http://mcstylists-overclock.forumotion.com/t12-excellent-intel-i7-oveclocing-guide

and of cousre this one and you may notice why the some of the posts in this thread include CPUZ CoreTemps and IntelBurn Max @5 passed in screenshots you may just spot a member with the same or similar cpu mobo combo you have and use a 'template' to get started as well

http://forums.pureoverclock.com/showthread.php?threadid=5736

just take a bit of time and make one change at a time that you understand and keep track of use the apps to monitor your changes and temps give your self the opportunity for relaxed and unstressed OC sessions and have a plan to to revert to stock if necessary.

 

rrplay
2011-04-21T21:29:06Z

Here is a little update with the Asetek 620 cooler with a modest OC on the i870 just & simple stable for day to day use very quiet and cool

Intel i7 870 Gigabyte H55N-USB3 mini atx Kingston memory hyperX 4GB 1600 Siverstone SST SG07 top intake 180mm 700/1200rpm 600W Silverstone 80+ PSU Antec 620 Hydro ATi HD 5770 [juniper]

 CPU Ratio: 24
Turbo Mode:Enabled
BCLK Frequency: 158
DRAM Frequency: 1580MHz
CPU Voltage: 1.256
DRAM Voltage: 1.58
***Load Line Calibration: Disabled [Auto] to follow Intel Spec rather than GB
QPI/Vtt 1.9V
Mem 9-9-9-24-1T

IntelBurnIn Max 8 thread pass takes about 5 minutes.

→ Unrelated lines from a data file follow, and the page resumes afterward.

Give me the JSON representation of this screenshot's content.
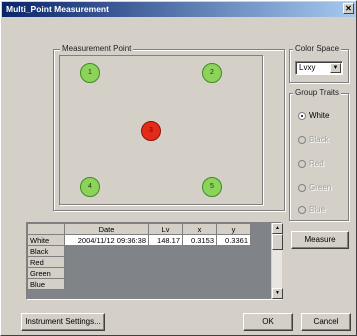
{
  "window": {
    "title": "Multi_Point Measurement",
    "close_glyph": "✕"
  },
  "measurement_point": {
    "group_title": "Measurement Point",
    "points": [
      {
        "label": "1",
        "active": false
      },
      {
        "label": "2",
        "active": false
      },
      {
        "label": "3",
        "active": true
      },
      {
        "label": "4",
        "active": false
      },
      {
        "label": "5",
        "active": false
      }
    ]
  },
  "color_space": {
    "group_title": "Color Space",
    "selected": "Lvxy",
    "arrow_glyph": "▼"
  },
  "group_traits": {
    "group_title": "Group Traits",
    "options": [
      {
        "label": "White",
        "checked": true,
        "enabled": true
      },
      {
        "label": "Black",
        "checked": false,
        "enabled": false
      },
      {
        "label": "Red",
        "checked": false,
        "enabled": false
      },
      {
        "label": "Green",
        "checked": false,
        "enabled": false
      },
      {
        "label": "Blue",
        "checked": false,
        "enabled": false
      }
    ]
  },
  "buttons": {
    "measure": "Measure",
    "instrument_settings": "Instrument Settings...",
    "ok": "OK",
    "cancel": "Cancel"
  },
  "table": {
    "headers": [
      "",
      "Date",
      "Lv",
      "x",
      "y"
    ],
    "rows": [
      {
        "name": "White",
        "date": "2004/11/12 09:36:38",
        "lv": "148.17",
        "x": "0.3153",
        "y": "0.3361"
      },
      {
        "name": "Black",
        "date": "",
        "lv": "",
        "x": "",
        "y": ""
      },
      {
        "name": "Red",
        "date": "",
        "lv": "",
        "x": "",
        "y": ""
      },
      {
        "name": "Green",
        "date": "",
        "lv": "",
        "x": "",
        "y": ""
      },
      {
        "name": "Blue",
        "date": "",
        "lv": "",
        "x": "",
        "y": ""
      }
    ],
    "scroll_up_glyph": "▲",
    "scroll_down_glyph": "▼"
  }
}
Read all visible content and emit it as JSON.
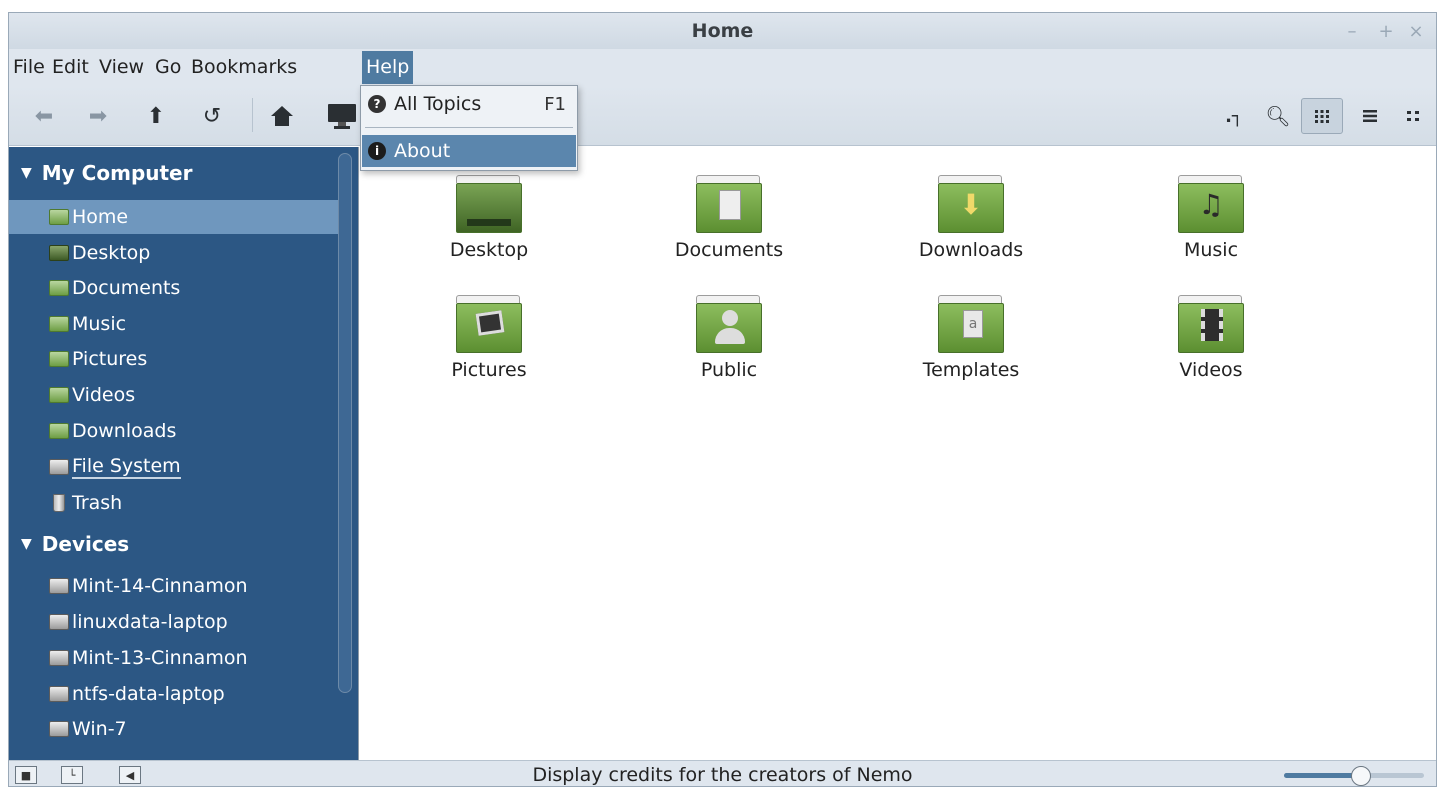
{
  "window": {
    "title": "Home"
  },
  "titlebar_buttons": {
    "minimize": "–",
    "maximize": "+",
    "close": "×"
  },
  "menubar": {
    "items": [
      {
        "label": "File"
      },
      {
        "label": "Edit"
      },
      {
        "label": "View"
      },
      {
        "label": "Go"
      },
      {
        "label": "Bookmarks"
      },
      {
        "label": "Help",
        "active": true
      }
    ]
  },
  "help_menu": {
    "items": [
      {
        "label": "All Topics",
        "accel": "F1",
        "icon": "help-icon"
      },
      {
        "label": "About",
        "icon": "info-icon",
        "highlighted": true
      }
    ]
  },
  "toolbar": {
    "icons": [
      "back-icon",
      "forward-icon",
      "up-icon",
      "reload-icon",
      "home-icon",
      "computer-icon",
      "toggle-location-icon",
      "search-icon",
      "icon-view-icon",
      "list-view-icon",
      "compact-view-icon"
    ]
  },
  "sidebar": {
    "sections": [
      {
        "title": "My Computer",
        "items": [
          {
            "label": "Home",
            "icon": "home-folder-icon",
            "selected": true
          },
          {
            "label": "Desktop",
            "icon": "desktop-icon"
          },
          {
            "label": "Documents",
            "icon": "folder-icon"
          },
          {
            "label": "Music",
            "icon": "folder-icon"
          },
          {
            "label": "Pictures",
            "icon": "folder-icon"
          },
          {
            "label": "Videos",
            "icon": "folder-icon"
          },
          {
            "label": "Downloads",
            "icon": "folder-icon"
          },
          {
            "label": "File System",
            "icon": "drive-icon"
          },
          {
            "label": "Trash",
            "icon": "trash-icon"
          }
        ]
      },
      {
        "title": "Devices",
        "items": [
          {
            "label": "Mint-14-Cinnamon",
            "icon": "drive-icon"
          },
          {
            "label": "linuxdata-laptop",
            "icon": "drive-icon"
          },
          {
            "label": "Mint-13-Cinnamon",
            "icon": "drive-icon"
          },
          {
            "label": "ntfs-data-laptop",
            "icon": "drive-icon"
          },
          {
            "label": "Win-7",
            "icon": "drive-icon"
          }
        ]
      }
    ]
  },
  "files": [
    {
      "label": "Desktop",
      "icon": "desktop-folder-icon"
    },
    {
      "label": "Documents",
      "icon": "documents-folder-icon"
    },
    {
      "label": "Downloads",
      "icon": "downloads-folder-icon"
    },
    {
      "label": "Music",
      "icon": "music-folder-icon"
    },
    {
      "label": "Pictures",
      "icon": "pictures-folder-icon"
    },
    {
      "label": "Public",
      "icon": "public-folder-icon"
    },
    {
      "label": "Templates",
      "icon": "templates-folder-icon"
    },
    {
      "label": "Videos",
      "icon": "videos-folder-icon"
    }
  ],
  "statusbar": {
    "text": "Display credits for the creators of Nemo",
    "zoom_level": 0.55
  },
  "colors": {
    "sidebar_bg": "#2c5784",
    "selection": "#6f97be",
    "menu_active": "#4f7ba1",
    "folder_green": "#6e9e44"
  }
}
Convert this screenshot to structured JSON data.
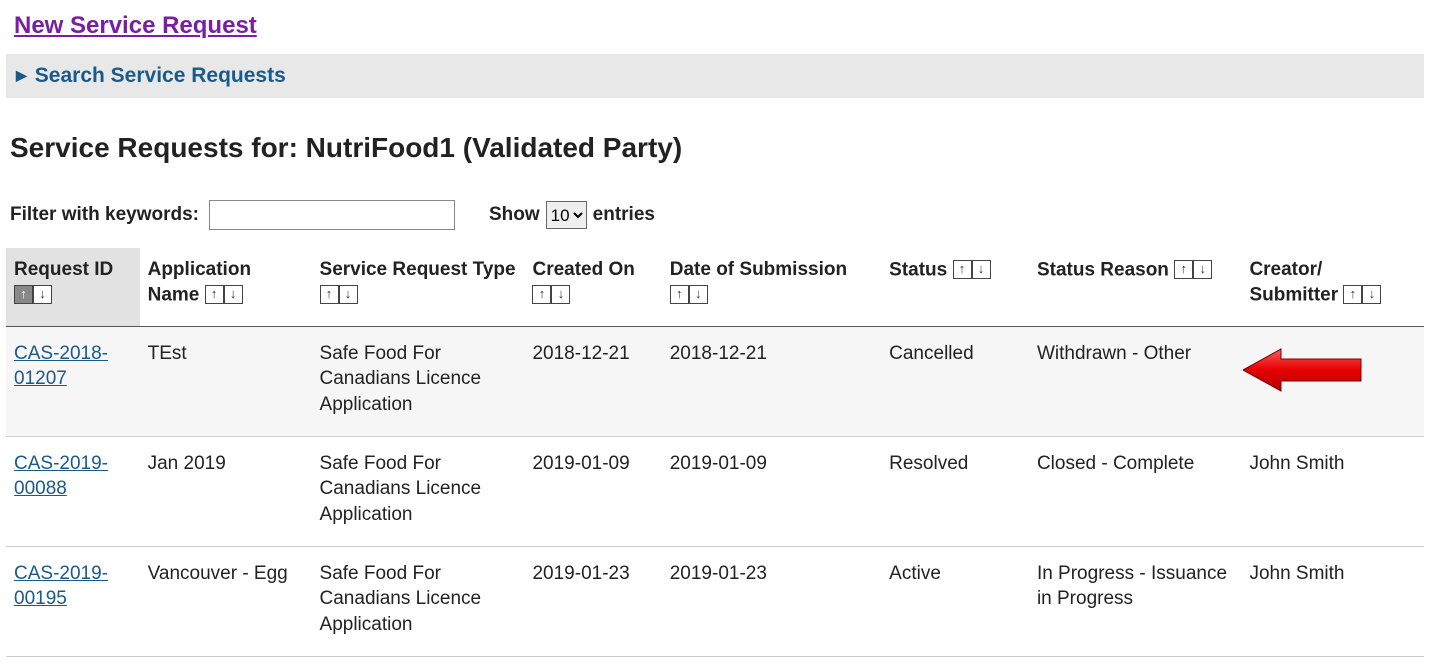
{
  "links": {
    "new_request": "New Service Request",
    "search_toggle": "Search Service Requests"
  },
  "page_title": "Service Requests for: NutriFood1 (Validated Party)",
  "filter": {
    "label": "Filter with keywords:",
    "value": "",
    "show_label_pre": "Show",
    "show_label_post": "entries",
    "show_value": "10"
  },
  "columns": {
    "id": "Request ID",
    "app": "Application Name",
    "type": "Service Request Type",
    "created": "Created On",
    "submitted": "Date of Submission",
    "status": "Status",
    "reason": "Status Reason",
    "creator": "Creator/ Submitter"
  },
  "rows": [
    {
      "id": "CAS-2018-01207",
      "app": "TEst",
      "type": "Safe Food For Canadians Licence Application",
      "created": "2018-12-21",
      "submitted": "2018-12-21",
      "status": "Cancelled",
      "reason": "Withdrawn - Other",
      "creator": "",
      "highlight": true,
      "arrow": true
    },
    {
      "id": "CAS-2019-00088",
      "app": "Jan 2019",
      "type": "Safe Food For Canadians Licence Application",
      "created": "2019-01-09",
      "submitted": "2019-01-09",
      "status": "Resolved",
      "reason": "Closed - Complete",
      "creator": "John Smith",
      "highlight": false,
      "arrow": false
    },
    {
      "id": "CAS-2019-00195",
      "app": "Vancouver - Egg",
      "type": "Safe Food For Canadians Licence Application",
      "created": "2019-01-23",
      "submitted": "2019-01-23",
      "status": "Active",
      "reason": "In Progress - Issuance in Progress",
      "creator": "John Smith",
      "highlight": false,
      "arrow": false
    }
  ]
}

Pretty satisfied with it for most daily stuff. and likely to  a bit more the new Asetek cooler just going to leave here for a while.and take it up a bit higher with tighter timings mem clks another time.

enough to get an idea of what you be may be looking at should you do this and helps all of us if you post the sceenie.and settings.